In this talk, I give an overview of recent work that relates control theory, Monte Carlo sampling and learning. 


In particular, I will show how the solution to a stochastic optimal control problem can be expressed as a statistical estimation problem that can be approximated by Monte Carlo sampling. I will show how this idea can be applied to very high dimensional non-linear real-time control problems, such as the coordination of autonomous helicopters. 


In the second half of the talk, I will show how the relation between control and inference can also be reversed. We consider a complex time-series estimation problem, in this case the estimation of neural activity from observed fMRI signals. The control problem is to ‘steer’ the latent neural state such that it best explains the observed fMRI data. 


Ramon Schiffelers (day 1)

Ramon Schiffelers is a software innovation architect at ASML, world's leading provider of lithography systems for the semiconductor industry, and a (part-time) assistant professor at the department of Mathematics and Computer Science at the Eindhoven University of Technology.

Within ASML, he is leading a SW research group (+/- 25 fte) consisting of (SW) architects, researchers, scientific programmers, and PhD/ PDEng/MSc students.

He focusses on developing theory, methods and tools to enable cost effective, industrial scale model-driven system/software engineering. For this, he combines state-of-the-art methods and techniques from academia with state-of-the-practice in industry into innovative (software) products. These products empower their users to develop highly complex software intensive (sub) systems.

Ramon is positioned at the interface between scientific knowledge and its application in the industry. Next to innovative products, this resulted in long-term collaborative research and innovation between ASML, several departments of the Eindhoven University of Technology, and knowledge institutes such as the High Tech Systems Center (HTSC) and TNO-ESI.


Title: Model Driven Development of TWINSCAN software, but not from scratch!

ASML is the world's leading provider of complex lithography systems (TWINSCAN) for the semiconductor industry. Lithography systems are highly complex Cyber-Physical Systems. They contain a huge amount of complex software which is essential to be extremely accurate, to deliver very high throughput and to deliver exceptionally reliable results in a 24/7 mode of operation.

To develop this TWINSCAN software, ASML uses Model-Driven-Engineering techniques. However, a large part of the software has been developed in the past using traditional software engineering techniques. Since it is too time-consuming to develop or re-engineer models for this part of the software by hand, ASML aims for (highly) automated model inference techniques to obtain those models.

In this talk, Ramon discusses ASML’s software engineering challenges.
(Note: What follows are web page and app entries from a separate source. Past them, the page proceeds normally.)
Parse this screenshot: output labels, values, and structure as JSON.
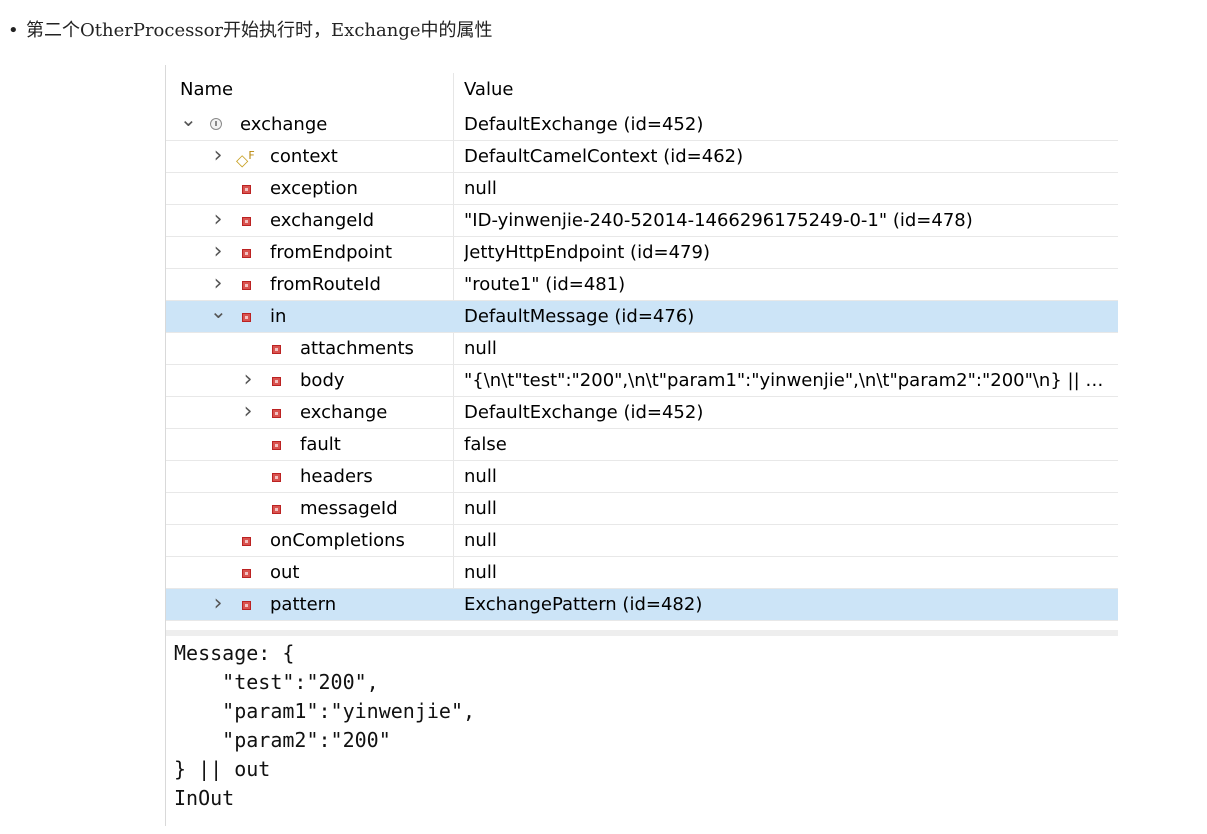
{
  "caption": "第二个OtherProcessor开始执行时，Exchange中的属性",
  "columns": {
    "name": "Name",
    "value": "Value"
  },
  "rows": [
    {
      "name": "exchange",
      "value": "DefaultExchange  (id=452)",
      "indent": 0,
      "expander": "expanded",
      "icon": "object-icon"
    },
    {
      "name": "context",
      "value": "DefaultCamelContext  (id=462)",
      "indent": 1,
      "expander": "collapsed",
      "icon": "final-field-icon"
    },
    {
      "name": "exception",
      "value": "null",
      "indent": 1,
      "expander": "none",
      "icon": "private-field-icon"
    },
    {
      "name": "exchangeId",
      "value": "\"ID-yinwenjie-240-52014-1466296175249-0-1\" (id=478)",
      "indent": 1,
      "expander": "collapsed",
      "icon": "private-field-icon"
    },
    {
      "name": "fromEndpoint",
      "value": "JettyHttpEndpoint  (id=479)",
      "indent": 1,
      "expander": "collapsed",
      "icon": "private-field-icon"
    },
    {
      "name": "fromRouteId",
      "value": "\"route1\" (id=481)",
      "indent": 1,
      "expander": "collapsed",
      "icon": "private-field-icon"
    },
    {
      "name": "in",
      "value": "DefaultMessage  (id=476)",
      "indent": 1,
      "expander": "expanded",
      "icon": "private-field-icon",
      "selected": true
    },
    {
      "name": "attachments",
      "value": "null",
      "indent": 2,
      "expander": "none",
      "icon": "private-field-icon"
    },
    {
      "name": "body",
      "value": "\"{\\n\\t\"test\":\"200\",\\n\\t\"param1\":\"yinwenjie\",\\n\\t\"param2\":\"200\"\\n} || ou...",
      "indent": 2,
      "expander": "collapsed",
      "icon": "private-field-icon"
    },
    {
      "name": "exchange",
      "value": "DefaultExchange  (id=452)",
      "indent": 2,
      "expander": "collapsed",
      "icon": "private-field-icon"
    },
    {
      "name": "fault",
      "value": "false",
      "indent": 2,
      "expander": "none",
      "icon": "private-field-icon"
    },
    {
      "name": "headers",
      "value": "null",
      "indent": 2,
      "expander": "none",
      "icon": "private-field-icon"
    },
    {
      "name": "messageId",
      "value": "null",
      "indent": 2,
      "expander": "none",
      "icon": "private-field-icon"
    },
    {
      "name": "onCompletions",
      "value": "null",
      "indent": 1,
      "expander": "none",
      "icon": "private-field-icon"
    },
    {
      "name": "out",
      "value": "null",
      "indent": 1,
      "expander": "none",
      "icon": "private-field-icon"
    },
    {
      "name": "pattern",
      "value": "ExchangePattern  (id=482)",
      "indent": 1,
      "expander": "collapsed",
      "icon": "private-field-icon",
      "selected": true
    }
  ],
  "detail_text": "Message: {\n    \"test\":\"200\",\n    \"param1\":\"yinwenjie\",\n    \"param2\":\"200\"\n} || out\nInOut",
  "colors": {
    "selected_row": "#cce4f7",
    "field_icon": "#d9534f"
  }
}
Three PhD students from the Eindhoven University of Technology, Maikel Leemans, Kousar Aslam, and Alfredo Bolt, will introduce and apply state-of-the-art model inference techniques to TWINSCAN software and discuss their results.